It was my last day in Japan and it was hot. I asked an exchange student how much farther to the top and it was too far… That lies! The top in fact was not much farther and is anticlimactic. There are no views nor does it feel like the highest point. There are signs stating that this shrine is the top. I run into the guy who took this photo a few minutes later and tell him that we were at the top! Poor guy had to go up the stairs again.
I don’t know where this goes… I end up on a residential street but see an interesting path going the opposite way. Naturally, I’ll go that way. It leads me behind someone’s property, through a tiny bamboo grove and back toward another path leading up to Fushimi Inari. Of course, there’s a bunch of shrines.
I turn back and get onto another residential street with more tiny shrines.

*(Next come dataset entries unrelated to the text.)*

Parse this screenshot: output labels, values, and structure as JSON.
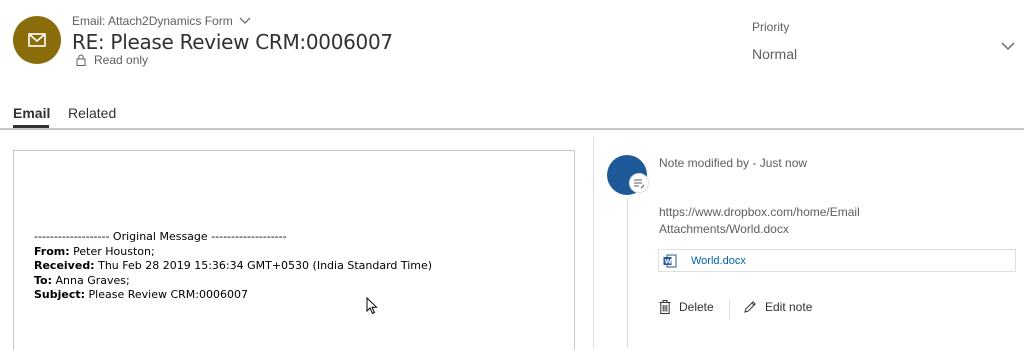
{
  "header": {
    "form_name": "Email: Attach2Dynamics Form",
    "title": "RE: Please Review CRM:0006007",
    "readonly_label": "Read only",
    "priority_label": "Priority",
    "priority_value": "Normal",
    "avatar_color": "#8a6d0a"
  },
  "tabs": [
    {
      "label": "Email",
      "active": true
    },
    {
      "label": "Related",
      "active": false
    }
  ],
  "email_body": {
    "separator": "------------------- Original Message -------------------",
    "from_label": "From:",
    "from_value": "Peter Houston;",
    "received_label": "Received:",
    "received_value": "Thu Feb 28 2019 15:36:34 GMT+0530 (India Standard Time)",
    "to_label": "To:",
    "to_value": "Anna Graves;",
    "subject_label": "Subject:",
    "subject_value": "Please Review CRM:0006007"
  },
  "note": {
    "header": "Note modified by -  Just now",
    "text": "https://www.dropbox.com/home/Email Attachments/World.docx",
    "attachment_name": "World.docx",
    "delete_label": "Delete",
    "edit_label": "Edit note",
    "avatar_color": "#1e5a99",
    "link_color": "#0063b1",
    "word_icon_color": "#2b579a"
  }
}
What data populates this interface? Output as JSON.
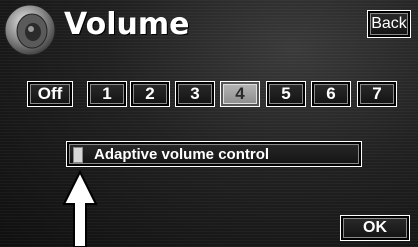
{
  "header": {
    "title": "Volume",
    "back_label": "Back",
    "icon": "speaker-icon"
  },
  "volume_levels": {
    "options": [
      "Off",
      "1",
      "2",
      "3",
      "4",
      "5",
      "6",
      "7"
    ],
    "selected": "4"
  },
  "adaptive_volume": {
    "label": "Adaptive volume control",
    "indicator_on": false
  },
  "footer": {
    "ok_label": "OK"
  },
  "annotation": {
    "icon": "up-arrow-icon"
  },
  "colors": {
    "background": "#1c1c1c",
    "text": "#ffffff",
    "selected_button": "#a0a0a0",
    "border": "#ffffff"
  }
}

I love it.
I see a couple talking ahead of me in broken English. It seems one is lost. I ask if they need help. The woman is lost and a local (?) was trying to help. Fushimi Inari is like that. She needs to get back to the main entrance to meet her friend. We walk together toward public transportation rather than her climbing over the mountain. She’s working in Japan for a short time and has time off today. It’s nice to make new friends! We take the scenic route through some temples. What else really? This one was underwhelming with a small exhibit. The flowers are pretty though.
We finally make it to the bus stop and part ways. I’m not sure what to do… I meant to check out the shops in front of Fushimi Inari. I want a fox. So I start walking back through the quiet residential streets. I stop at a vending machine for coffee and a snack. I start again…
Now I’m here! I can’t find any foxes I like and settle for a cell phone charm instead. And food.
One last story though, my favorite. I’m walking along the river and there’s a bunch of restaurants facing this way to take in the great view. Ahead of me is a guy with binoculars looking in one of the restaurants! I take my camera to zoom in to see what he is seeing. He’s spying on geisha (maiko?)!
The guy notices that I’m looking too so he comes over and gestures to borrow his binoculars for a better look. And I do! Can’t be rude, right? Oh my, that’s the end of that story. 🙂
Back at the hostel, I’m all settled. Tomorrow I’m leaving Kyoto for Nara. Can’t wait to see the deer!